─── Information supplied

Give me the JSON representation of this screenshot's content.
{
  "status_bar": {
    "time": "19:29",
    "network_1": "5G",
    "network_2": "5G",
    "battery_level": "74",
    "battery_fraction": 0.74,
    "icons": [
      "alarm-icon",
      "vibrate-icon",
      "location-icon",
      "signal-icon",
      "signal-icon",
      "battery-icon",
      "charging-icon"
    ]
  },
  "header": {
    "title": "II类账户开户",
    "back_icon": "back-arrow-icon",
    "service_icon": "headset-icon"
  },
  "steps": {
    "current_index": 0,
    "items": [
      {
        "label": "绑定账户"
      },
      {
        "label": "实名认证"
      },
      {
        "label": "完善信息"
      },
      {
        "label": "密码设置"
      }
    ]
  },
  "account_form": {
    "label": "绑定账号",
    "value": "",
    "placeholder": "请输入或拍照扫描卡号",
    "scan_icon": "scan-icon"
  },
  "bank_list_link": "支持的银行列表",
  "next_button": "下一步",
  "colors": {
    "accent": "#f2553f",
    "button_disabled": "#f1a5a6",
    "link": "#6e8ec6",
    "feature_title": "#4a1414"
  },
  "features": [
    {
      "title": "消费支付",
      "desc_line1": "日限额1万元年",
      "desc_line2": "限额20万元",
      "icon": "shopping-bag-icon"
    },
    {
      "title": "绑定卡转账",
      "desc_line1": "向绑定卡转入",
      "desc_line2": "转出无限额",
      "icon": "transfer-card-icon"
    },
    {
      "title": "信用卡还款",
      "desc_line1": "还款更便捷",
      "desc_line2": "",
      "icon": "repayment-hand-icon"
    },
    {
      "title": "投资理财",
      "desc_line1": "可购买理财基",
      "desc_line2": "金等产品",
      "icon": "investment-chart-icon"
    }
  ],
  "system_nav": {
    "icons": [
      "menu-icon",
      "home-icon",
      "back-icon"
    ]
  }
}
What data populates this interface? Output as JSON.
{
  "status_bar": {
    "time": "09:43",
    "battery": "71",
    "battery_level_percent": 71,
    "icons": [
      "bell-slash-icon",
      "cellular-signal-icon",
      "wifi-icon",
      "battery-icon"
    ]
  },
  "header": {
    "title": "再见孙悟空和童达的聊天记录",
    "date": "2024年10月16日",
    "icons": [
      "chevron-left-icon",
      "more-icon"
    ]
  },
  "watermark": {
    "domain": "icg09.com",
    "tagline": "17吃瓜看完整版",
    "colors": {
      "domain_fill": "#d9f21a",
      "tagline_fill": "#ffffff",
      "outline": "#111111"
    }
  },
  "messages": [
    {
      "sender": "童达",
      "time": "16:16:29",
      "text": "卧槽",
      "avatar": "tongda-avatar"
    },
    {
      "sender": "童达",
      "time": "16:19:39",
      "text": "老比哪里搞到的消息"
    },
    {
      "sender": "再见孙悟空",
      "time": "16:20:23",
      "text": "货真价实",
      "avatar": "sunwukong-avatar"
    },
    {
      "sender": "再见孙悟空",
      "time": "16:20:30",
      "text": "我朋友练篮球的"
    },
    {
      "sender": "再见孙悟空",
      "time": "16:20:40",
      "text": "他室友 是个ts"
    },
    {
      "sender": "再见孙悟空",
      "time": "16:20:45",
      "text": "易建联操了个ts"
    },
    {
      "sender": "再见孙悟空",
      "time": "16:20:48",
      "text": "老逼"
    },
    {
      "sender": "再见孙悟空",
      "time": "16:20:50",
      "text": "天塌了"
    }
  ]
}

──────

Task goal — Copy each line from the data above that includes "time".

Response for this exercise —
    "time": "19:29",
    "time": "09:43",
      "time": "16:16:29",
      "time": "16:19:39",
      "time": "16:20:23",
      "time": "16:20:30",
      "time": "16:20:40",
      "time": "16:20:45",
      "time": "16:20:48",
      "time": "16:20:50",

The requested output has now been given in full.